by Ronald Wallace

        after Bashō

A neighbor we barely knew has died. The
daffodils and crocuses ring their temple
bells. A day too warm for March—a bell-
wether day. The redwings pull out all the stops,
the grackles gang up, a cacophony in the plum tree, but
the neighbor we barely knew has died. The
minister talks about “blessing and mercy,” the sound
of his voice, describing a “better place,” keeps
the birdsong out. In what universe the Lamb of God? On
what planet the Sins of the World? Lord, I’m coming
to believe in the bluebird beatitudes, to tease out
that eternal life has nothing to do with a heaven of
harping angels, has nothing to do with us. The
neighbor we hardly knew has died. Life flowers.
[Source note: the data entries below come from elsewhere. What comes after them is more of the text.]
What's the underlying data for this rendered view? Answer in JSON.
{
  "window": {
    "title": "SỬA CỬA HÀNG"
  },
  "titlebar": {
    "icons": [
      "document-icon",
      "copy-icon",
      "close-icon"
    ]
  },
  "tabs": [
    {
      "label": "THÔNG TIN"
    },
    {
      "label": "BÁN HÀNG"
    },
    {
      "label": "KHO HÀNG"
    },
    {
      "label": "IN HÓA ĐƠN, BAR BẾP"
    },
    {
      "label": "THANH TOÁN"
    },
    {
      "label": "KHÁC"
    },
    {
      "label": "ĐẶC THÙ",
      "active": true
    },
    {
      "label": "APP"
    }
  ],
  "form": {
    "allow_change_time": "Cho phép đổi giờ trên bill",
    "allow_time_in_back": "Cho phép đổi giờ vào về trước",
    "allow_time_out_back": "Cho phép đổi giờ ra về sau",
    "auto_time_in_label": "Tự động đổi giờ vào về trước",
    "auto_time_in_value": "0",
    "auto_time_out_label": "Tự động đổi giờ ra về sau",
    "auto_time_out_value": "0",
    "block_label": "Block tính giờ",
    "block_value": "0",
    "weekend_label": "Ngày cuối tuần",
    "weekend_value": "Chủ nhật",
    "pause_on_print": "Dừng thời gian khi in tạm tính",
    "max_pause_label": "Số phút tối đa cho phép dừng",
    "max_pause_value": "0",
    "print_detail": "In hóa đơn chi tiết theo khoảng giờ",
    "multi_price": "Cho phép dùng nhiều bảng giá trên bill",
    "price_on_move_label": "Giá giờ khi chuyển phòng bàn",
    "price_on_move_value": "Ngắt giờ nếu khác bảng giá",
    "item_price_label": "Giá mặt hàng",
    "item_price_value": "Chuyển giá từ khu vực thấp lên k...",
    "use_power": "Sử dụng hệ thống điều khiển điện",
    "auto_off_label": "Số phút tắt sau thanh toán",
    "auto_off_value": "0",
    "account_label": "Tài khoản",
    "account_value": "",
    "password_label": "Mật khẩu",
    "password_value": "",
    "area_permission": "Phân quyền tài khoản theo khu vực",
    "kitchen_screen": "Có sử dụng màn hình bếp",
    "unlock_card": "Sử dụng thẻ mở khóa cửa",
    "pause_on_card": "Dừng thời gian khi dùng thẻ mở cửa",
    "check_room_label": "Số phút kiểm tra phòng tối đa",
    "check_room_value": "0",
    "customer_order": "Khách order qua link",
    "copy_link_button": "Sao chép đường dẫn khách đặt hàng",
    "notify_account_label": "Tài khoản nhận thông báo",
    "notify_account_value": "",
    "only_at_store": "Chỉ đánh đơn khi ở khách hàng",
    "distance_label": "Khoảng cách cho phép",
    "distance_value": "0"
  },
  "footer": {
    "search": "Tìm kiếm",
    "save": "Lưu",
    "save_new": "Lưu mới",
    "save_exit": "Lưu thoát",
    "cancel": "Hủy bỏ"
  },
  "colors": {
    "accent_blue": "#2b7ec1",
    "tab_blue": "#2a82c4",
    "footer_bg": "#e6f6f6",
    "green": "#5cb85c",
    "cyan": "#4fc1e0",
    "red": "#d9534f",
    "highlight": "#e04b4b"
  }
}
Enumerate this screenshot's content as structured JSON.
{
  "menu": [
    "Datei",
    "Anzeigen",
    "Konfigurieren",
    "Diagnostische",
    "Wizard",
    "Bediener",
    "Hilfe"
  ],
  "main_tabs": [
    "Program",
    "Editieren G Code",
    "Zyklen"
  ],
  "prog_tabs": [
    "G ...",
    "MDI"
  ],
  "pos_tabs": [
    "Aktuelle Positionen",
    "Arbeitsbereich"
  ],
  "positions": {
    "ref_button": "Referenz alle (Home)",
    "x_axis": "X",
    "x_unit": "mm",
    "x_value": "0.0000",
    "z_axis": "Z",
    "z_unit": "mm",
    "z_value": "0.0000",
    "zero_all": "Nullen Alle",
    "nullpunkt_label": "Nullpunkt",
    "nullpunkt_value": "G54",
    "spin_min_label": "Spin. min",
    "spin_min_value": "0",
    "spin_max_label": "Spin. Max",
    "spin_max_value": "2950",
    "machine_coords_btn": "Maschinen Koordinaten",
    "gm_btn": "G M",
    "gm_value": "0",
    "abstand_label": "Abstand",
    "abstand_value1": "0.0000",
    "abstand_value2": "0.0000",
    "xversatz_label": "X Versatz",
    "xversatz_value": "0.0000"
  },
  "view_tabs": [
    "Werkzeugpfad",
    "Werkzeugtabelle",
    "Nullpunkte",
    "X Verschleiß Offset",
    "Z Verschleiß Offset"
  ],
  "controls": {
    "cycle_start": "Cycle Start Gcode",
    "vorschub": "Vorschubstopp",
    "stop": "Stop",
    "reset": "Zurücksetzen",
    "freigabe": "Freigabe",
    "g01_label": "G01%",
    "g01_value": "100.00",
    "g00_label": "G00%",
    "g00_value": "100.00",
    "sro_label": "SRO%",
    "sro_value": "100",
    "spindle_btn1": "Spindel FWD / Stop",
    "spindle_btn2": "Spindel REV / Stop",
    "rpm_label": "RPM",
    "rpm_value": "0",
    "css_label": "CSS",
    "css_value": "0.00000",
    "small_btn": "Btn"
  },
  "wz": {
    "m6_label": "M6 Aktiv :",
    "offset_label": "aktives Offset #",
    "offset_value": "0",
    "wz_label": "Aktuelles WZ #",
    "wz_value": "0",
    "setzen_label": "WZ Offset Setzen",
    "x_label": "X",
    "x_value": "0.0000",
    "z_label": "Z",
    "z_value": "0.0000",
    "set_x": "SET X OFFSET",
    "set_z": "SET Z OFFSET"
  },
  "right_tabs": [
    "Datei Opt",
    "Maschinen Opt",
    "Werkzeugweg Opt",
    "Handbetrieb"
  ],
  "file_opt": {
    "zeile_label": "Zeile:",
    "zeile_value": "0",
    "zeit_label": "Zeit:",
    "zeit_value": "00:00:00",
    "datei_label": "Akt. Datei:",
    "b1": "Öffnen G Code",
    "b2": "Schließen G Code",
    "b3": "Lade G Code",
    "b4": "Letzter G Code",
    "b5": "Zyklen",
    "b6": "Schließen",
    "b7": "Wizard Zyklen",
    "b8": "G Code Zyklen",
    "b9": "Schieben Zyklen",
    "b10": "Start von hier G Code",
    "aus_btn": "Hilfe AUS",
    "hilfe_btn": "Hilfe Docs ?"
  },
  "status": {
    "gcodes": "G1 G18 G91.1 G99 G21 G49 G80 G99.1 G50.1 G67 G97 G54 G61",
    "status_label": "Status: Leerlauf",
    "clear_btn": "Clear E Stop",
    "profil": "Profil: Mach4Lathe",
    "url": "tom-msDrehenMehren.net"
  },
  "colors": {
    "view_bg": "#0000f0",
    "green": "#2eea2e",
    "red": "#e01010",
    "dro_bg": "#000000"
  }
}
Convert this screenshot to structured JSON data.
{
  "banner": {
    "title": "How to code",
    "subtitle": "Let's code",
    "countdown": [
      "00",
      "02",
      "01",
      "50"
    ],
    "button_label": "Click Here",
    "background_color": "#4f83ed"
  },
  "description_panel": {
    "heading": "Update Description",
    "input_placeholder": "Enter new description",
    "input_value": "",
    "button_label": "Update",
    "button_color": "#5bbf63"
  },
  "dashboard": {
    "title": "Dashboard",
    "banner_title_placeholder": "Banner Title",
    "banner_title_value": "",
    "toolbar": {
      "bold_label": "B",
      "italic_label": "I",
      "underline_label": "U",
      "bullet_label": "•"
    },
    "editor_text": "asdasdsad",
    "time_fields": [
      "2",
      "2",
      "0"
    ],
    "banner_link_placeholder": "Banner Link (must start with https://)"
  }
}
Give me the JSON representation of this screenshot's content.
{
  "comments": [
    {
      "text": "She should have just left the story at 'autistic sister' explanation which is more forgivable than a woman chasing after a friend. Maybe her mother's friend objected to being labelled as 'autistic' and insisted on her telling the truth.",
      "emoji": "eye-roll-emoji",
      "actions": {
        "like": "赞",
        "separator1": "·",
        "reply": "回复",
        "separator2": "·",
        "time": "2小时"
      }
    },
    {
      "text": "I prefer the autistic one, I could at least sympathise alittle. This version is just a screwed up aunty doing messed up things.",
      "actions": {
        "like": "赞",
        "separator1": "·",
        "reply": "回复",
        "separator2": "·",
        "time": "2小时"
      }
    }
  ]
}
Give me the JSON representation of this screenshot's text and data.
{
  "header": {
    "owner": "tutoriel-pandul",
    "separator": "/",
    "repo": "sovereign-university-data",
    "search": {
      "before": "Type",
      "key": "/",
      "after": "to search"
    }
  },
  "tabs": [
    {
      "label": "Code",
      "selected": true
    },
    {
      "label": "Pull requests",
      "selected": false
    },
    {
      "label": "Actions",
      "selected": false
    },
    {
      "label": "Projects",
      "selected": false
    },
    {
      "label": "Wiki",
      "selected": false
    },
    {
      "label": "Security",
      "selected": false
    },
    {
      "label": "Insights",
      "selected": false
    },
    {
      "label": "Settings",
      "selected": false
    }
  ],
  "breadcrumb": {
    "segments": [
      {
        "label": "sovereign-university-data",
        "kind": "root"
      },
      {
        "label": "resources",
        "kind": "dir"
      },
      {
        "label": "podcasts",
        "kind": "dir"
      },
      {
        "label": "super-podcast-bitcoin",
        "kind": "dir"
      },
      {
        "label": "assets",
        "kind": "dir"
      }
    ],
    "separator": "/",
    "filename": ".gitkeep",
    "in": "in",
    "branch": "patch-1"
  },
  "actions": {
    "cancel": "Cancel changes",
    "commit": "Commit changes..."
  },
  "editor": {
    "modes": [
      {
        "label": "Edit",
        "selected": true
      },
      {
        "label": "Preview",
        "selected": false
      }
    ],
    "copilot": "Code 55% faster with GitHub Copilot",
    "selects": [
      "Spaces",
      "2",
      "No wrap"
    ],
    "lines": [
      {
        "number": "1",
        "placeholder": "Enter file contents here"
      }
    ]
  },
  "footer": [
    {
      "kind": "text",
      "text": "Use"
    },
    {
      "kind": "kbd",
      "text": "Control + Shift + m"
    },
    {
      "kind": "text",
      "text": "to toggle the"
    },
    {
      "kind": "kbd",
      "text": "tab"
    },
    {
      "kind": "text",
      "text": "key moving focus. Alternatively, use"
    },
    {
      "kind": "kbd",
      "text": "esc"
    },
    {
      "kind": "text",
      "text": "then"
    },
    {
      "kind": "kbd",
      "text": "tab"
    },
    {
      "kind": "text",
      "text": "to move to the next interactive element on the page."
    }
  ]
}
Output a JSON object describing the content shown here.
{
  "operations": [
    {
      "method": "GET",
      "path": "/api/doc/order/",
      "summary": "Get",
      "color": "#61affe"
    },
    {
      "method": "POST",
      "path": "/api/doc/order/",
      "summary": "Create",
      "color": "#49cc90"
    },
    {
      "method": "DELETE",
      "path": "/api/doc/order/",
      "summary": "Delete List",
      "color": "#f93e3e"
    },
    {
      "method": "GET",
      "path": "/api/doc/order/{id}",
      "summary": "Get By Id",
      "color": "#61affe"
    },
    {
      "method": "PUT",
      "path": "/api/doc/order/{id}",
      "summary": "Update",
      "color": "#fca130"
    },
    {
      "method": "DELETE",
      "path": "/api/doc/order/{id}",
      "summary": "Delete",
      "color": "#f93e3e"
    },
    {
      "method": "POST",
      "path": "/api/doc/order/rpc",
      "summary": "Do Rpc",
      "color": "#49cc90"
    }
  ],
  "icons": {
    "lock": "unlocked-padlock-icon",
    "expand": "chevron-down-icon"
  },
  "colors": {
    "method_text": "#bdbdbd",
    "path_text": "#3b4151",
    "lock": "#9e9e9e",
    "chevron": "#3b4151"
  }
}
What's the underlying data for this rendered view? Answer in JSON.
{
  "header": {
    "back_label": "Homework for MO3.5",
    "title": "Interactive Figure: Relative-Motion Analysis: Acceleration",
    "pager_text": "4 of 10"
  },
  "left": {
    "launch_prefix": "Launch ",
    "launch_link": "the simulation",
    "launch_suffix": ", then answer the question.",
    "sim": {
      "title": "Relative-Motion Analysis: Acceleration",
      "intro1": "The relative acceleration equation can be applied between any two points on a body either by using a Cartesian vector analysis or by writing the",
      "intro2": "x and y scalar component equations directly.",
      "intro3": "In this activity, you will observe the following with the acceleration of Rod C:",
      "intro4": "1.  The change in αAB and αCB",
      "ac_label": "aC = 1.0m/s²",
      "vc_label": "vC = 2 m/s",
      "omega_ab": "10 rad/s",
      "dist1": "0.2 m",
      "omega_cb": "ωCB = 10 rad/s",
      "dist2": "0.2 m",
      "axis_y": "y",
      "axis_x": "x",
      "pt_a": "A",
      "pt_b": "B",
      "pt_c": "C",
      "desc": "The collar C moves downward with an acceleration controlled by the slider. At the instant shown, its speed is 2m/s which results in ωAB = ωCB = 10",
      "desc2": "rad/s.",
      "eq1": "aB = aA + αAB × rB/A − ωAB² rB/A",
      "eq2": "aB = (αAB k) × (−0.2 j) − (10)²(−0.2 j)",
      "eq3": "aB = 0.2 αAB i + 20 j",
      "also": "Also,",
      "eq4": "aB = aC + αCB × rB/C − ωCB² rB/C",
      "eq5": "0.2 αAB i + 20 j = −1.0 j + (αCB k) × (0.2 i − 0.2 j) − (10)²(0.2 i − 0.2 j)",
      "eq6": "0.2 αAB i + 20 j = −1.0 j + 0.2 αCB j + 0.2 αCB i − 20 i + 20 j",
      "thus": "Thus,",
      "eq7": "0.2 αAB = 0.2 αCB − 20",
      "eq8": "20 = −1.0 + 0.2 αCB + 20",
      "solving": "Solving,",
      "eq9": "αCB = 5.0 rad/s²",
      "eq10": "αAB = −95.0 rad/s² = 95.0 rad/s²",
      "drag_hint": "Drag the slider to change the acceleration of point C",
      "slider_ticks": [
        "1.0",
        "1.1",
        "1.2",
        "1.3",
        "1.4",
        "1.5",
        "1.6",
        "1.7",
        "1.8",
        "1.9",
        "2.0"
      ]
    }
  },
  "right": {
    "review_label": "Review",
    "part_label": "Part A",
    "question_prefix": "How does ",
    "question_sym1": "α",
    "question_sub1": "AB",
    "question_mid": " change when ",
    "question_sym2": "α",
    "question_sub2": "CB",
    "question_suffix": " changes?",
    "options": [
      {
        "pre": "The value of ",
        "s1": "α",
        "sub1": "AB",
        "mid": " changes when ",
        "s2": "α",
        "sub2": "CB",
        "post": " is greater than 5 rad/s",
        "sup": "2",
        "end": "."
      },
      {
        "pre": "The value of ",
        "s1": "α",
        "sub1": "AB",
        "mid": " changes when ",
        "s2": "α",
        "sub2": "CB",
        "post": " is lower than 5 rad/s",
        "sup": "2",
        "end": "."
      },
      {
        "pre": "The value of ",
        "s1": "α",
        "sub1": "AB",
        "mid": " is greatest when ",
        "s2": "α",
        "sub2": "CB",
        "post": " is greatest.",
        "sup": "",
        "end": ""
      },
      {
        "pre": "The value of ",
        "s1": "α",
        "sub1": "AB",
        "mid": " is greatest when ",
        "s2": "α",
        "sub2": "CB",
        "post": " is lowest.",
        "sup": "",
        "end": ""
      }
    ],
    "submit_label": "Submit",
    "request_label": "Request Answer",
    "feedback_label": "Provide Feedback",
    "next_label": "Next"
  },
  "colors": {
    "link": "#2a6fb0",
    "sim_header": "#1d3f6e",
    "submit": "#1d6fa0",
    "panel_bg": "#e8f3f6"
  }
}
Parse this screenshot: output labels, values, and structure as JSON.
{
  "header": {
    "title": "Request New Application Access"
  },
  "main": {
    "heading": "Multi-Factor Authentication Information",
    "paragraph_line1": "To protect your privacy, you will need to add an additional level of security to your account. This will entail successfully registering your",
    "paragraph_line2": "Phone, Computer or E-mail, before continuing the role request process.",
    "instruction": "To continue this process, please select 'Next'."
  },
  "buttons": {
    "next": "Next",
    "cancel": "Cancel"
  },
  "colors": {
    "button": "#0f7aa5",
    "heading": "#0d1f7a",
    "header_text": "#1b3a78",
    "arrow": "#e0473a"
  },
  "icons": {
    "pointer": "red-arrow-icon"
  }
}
From You Can’t Be Serious, Madison, Wisconsin: Parallel Press, 2015. Note that the last words of each line of this poem, read vertically from top to bottom, form a haiku by Bashō. See also “Song of Myself.”